AG: Will some of those 15 be A320neos?
FLB: This year we are just bringing ceos as we are concentrating in domestic flights and the ceo is the best aircraft for this kind for short-haul routes. A neo’s performance can be better optimized in longer routes and as we begin pointing towards growing internationally, we will bring some neos.
AG: SKY Peru markets itself as having a realistic vision on the market and they believe that their business model will allow them to offer the lowest prices in the market and reduce them by up to 40 percent.
FLB: Yes, but so have we. Everywhere we’ve began flying to, we have seen fare reductions of about 40 percent. We are about to launch a campaign offering one-way domestic flights for US$19. To this, we have to take into account we are one of the countries with the highest taxes in the region. For a round trip domestic flights, taxes round US$20, so if we factor in the tax value to the prices we are offering you see we offer very low prices.
AG: What added value or key capability does Viva Air Peru has that would enable success in a market with increasing low-cost competition.
FLB: We have a lot of expertise in being a low-cost carrier. We know very well what that the way to operate as a low-cost does not just base itself in de-bounding the travel experience and earn profits from ancillary fees; but rather being excessively terse in our cost control and rigorously audit our processes so that we are never left with something that does not generate value for the firm. This company has given birth with this philosophy and we have it embedded in our DNA, which dates back to the origins of Ryanair. Since then we have built a lot of years of experience and have tried and tested which are the optimal and most efficient processes to have in place when running a low-cost carrier. I believe this is what sustains us and acts as a backbone to our operation.
AG: Finally, what do you need from the Peruvian government, the national aviation authority (DGAC) and the airport operators to operate in the best possible conditions where you are able to maximize the value obtained in your operation.
FLB: Basically three main points. From starters, boarding fees in Peru and the region are quite high and this is something that can slow and trammel the transformation and development of the industry. Secondly, improvements in airport infrastructure are pivotal and this is something that is affecting our operations in a daily basis and holding us back from operating as smoothly as we would like to. In the meantime, authorities could better audit that infrastructure is being used as its maximum, resource and slot assignations and be constantly looking for new opportunities for operations.
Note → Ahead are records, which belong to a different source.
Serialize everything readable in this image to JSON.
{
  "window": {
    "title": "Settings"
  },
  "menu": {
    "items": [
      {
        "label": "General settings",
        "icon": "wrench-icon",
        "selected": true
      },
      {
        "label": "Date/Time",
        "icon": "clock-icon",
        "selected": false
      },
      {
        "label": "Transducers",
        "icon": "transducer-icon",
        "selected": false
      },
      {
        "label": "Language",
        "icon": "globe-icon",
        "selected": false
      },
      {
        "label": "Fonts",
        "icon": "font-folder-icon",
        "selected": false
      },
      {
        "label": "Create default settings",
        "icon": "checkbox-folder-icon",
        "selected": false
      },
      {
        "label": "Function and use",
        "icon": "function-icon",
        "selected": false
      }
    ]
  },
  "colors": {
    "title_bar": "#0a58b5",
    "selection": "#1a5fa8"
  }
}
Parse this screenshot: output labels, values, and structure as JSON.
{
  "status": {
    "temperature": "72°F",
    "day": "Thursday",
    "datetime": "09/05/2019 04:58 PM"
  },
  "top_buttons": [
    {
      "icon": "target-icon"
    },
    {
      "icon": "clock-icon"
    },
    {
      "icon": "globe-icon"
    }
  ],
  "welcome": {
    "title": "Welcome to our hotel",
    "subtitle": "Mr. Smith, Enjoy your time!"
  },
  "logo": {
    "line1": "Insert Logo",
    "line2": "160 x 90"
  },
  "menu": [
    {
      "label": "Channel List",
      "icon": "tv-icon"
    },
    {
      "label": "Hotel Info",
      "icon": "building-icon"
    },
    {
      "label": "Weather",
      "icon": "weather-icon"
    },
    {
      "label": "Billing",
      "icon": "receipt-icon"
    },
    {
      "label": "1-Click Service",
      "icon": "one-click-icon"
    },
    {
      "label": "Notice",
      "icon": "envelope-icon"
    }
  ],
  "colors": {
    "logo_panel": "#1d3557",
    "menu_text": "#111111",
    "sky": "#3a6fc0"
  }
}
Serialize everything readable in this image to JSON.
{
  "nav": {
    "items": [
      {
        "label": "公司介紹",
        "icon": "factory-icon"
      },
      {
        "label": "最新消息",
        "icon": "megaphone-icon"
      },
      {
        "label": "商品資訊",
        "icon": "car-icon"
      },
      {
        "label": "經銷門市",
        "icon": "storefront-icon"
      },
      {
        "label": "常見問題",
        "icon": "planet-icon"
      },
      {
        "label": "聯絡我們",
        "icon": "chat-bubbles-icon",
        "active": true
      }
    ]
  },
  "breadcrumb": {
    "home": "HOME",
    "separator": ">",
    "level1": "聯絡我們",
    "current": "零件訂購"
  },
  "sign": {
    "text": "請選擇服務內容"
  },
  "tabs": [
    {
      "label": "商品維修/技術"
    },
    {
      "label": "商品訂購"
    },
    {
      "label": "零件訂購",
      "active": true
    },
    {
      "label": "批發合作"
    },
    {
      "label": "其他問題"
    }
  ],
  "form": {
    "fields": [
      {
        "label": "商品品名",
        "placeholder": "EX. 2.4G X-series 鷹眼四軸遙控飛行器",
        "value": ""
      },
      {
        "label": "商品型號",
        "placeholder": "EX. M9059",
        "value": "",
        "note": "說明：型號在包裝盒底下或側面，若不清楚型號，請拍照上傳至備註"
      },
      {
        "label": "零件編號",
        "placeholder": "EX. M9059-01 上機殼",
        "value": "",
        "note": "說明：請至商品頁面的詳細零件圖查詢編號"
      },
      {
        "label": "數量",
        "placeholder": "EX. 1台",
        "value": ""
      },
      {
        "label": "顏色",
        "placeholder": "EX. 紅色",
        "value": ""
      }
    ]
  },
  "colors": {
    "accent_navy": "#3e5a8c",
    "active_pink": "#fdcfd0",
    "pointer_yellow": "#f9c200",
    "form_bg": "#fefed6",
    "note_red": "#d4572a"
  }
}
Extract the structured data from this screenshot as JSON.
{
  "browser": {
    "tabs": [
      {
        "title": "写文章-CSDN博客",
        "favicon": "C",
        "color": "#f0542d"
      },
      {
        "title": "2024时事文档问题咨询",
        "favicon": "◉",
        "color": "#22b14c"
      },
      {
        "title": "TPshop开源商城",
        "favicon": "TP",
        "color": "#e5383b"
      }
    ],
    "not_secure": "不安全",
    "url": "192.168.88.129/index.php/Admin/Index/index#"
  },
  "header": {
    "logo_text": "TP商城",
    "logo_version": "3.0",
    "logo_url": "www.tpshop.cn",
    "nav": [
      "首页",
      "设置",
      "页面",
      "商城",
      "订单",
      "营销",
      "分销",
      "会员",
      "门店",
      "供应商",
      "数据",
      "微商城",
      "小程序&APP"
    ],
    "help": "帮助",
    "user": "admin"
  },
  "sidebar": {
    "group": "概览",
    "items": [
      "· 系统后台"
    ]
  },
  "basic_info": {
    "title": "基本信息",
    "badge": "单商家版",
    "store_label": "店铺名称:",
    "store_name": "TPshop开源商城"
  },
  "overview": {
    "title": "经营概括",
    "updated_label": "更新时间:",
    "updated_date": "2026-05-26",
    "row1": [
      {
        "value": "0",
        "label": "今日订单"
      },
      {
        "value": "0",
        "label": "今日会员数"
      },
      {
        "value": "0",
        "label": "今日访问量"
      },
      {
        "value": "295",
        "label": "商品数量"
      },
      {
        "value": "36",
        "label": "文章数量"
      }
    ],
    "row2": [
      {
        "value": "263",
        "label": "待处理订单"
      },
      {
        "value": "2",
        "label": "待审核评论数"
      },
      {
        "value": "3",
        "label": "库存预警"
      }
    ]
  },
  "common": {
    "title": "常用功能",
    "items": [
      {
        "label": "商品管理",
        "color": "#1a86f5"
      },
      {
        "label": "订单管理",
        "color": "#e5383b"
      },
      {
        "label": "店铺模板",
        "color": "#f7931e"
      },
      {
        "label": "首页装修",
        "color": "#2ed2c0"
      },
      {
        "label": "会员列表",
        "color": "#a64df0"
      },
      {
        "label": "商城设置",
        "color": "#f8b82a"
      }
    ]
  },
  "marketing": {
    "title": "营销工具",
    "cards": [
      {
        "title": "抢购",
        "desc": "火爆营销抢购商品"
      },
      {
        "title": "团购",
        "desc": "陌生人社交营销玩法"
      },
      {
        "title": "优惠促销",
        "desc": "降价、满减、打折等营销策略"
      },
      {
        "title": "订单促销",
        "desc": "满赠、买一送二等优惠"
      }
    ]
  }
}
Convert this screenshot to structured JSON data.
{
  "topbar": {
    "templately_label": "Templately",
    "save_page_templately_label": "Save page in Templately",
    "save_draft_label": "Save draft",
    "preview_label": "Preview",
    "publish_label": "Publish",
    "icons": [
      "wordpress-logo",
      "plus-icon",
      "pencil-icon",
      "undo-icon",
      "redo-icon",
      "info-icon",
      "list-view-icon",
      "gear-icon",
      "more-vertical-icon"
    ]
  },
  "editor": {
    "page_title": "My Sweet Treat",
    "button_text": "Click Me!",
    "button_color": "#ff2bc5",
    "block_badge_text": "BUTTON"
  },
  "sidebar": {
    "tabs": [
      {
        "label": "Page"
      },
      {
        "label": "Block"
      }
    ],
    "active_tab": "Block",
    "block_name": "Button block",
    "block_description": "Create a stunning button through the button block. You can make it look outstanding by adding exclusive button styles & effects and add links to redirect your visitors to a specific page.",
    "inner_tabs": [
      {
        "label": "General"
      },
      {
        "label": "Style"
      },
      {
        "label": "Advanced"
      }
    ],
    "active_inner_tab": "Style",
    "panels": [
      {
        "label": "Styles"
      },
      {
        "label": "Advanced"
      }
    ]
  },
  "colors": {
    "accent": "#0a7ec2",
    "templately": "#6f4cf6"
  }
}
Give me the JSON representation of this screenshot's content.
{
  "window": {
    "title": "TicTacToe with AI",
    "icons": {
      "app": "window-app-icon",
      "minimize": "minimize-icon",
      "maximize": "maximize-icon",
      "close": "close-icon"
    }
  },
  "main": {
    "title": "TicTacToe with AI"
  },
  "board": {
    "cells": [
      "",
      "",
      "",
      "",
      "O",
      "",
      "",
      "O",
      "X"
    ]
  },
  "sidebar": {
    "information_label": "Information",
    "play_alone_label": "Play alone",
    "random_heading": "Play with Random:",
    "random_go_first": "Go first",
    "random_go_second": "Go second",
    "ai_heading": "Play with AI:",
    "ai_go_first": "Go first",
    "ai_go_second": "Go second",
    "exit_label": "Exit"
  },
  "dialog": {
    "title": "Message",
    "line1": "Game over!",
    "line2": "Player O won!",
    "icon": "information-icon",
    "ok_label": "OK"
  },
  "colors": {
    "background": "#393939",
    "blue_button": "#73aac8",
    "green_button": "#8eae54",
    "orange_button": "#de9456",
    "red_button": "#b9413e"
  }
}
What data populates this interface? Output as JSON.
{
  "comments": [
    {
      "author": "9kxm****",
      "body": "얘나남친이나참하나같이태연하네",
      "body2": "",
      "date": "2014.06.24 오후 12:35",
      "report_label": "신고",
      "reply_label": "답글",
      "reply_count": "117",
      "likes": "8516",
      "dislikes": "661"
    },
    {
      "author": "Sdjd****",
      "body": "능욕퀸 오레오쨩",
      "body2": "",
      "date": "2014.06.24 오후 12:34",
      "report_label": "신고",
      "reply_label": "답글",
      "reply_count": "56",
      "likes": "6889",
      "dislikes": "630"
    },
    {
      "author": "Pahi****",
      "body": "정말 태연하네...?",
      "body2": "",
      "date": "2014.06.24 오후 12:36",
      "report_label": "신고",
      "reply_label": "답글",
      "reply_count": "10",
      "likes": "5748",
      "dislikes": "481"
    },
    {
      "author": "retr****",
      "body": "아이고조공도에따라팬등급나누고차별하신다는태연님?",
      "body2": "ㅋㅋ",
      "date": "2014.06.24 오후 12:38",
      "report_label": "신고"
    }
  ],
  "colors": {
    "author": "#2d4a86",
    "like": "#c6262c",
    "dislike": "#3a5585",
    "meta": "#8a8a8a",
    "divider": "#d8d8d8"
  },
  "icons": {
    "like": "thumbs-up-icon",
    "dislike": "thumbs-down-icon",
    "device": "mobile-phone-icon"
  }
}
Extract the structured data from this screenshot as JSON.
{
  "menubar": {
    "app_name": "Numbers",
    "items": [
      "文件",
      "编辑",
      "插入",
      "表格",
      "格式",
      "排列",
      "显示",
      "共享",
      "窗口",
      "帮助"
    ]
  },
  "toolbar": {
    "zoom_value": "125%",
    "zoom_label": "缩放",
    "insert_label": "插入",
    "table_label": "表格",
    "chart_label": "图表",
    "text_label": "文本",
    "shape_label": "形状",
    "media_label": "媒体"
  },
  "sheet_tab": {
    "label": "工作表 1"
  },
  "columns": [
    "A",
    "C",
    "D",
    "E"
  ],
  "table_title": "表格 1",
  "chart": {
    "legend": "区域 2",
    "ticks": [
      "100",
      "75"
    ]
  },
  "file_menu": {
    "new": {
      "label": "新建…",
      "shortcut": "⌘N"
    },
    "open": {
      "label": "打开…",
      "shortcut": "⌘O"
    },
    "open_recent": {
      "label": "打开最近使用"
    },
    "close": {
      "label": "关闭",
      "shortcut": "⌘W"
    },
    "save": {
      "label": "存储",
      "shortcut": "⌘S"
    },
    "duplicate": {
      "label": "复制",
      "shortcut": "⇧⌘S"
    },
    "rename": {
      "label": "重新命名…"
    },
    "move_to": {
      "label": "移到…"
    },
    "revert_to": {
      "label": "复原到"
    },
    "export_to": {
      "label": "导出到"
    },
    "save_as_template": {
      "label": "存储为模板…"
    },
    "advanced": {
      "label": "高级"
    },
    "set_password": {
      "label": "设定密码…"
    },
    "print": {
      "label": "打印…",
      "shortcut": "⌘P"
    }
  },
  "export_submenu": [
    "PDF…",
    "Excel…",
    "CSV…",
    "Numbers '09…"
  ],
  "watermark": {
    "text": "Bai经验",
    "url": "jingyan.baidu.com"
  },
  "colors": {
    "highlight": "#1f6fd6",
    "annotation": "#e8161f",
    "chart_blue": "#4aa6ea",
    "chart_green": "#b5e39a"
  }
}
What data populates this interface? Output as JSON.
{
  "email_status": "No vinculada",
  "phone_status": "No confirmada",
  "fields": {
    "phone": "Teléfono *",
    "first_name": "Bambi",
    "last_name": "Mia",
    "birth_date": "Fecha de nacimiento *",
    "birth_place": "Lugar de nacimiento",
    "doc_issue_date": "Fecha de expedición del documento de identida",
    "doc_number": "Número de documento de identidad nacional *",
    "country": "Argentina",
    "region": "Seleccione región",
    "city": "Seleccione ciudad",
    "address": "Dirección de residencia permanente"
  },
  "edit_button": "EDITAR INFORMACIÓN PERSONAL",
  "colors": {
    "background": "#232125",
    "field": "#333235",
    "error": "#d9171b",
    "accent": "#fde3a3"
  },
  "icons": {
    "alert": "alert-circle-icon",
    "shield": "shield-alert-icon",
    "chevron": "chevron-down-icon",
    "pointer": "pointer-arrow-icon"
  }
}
There is no doubt the airline industry across Peru and Latin America is rapidly transforming, despite the challenges brought by a complex macro-environment characterized by infrastructure deficiencies, lack of commonality and unified legislation and sufficient political, required to sustain the potential growth operators ought to experience. Still, with a handful of operators across the region that are convinced to be in line for success, only time will tell who will be up for a short while and who is bound to fly high in the long run. Irelandia, seems to be managing Viva Air, the way they are best known to do business and with a very good track record in Colombia and solid developing operations in Peru, this seems to be paying back with organic sustained growth.
This article was updated on Monday, Jan. 28, 2019 at 10:24 a.m. ET to correct a spelling error.
Latest posts by Jose Antonio Payet (see all)
- The Longest Scheduled Routes Operated by Boeing’s 757 - July 15, 2019
- Boeing 737 Program Manager Retires Amid Ongoing MAX Fixes - July 12, 2019
- Azores Airlines’ New A321LR Expected to Replace the Carrier’s Former A310 Fleet - July 10, 2019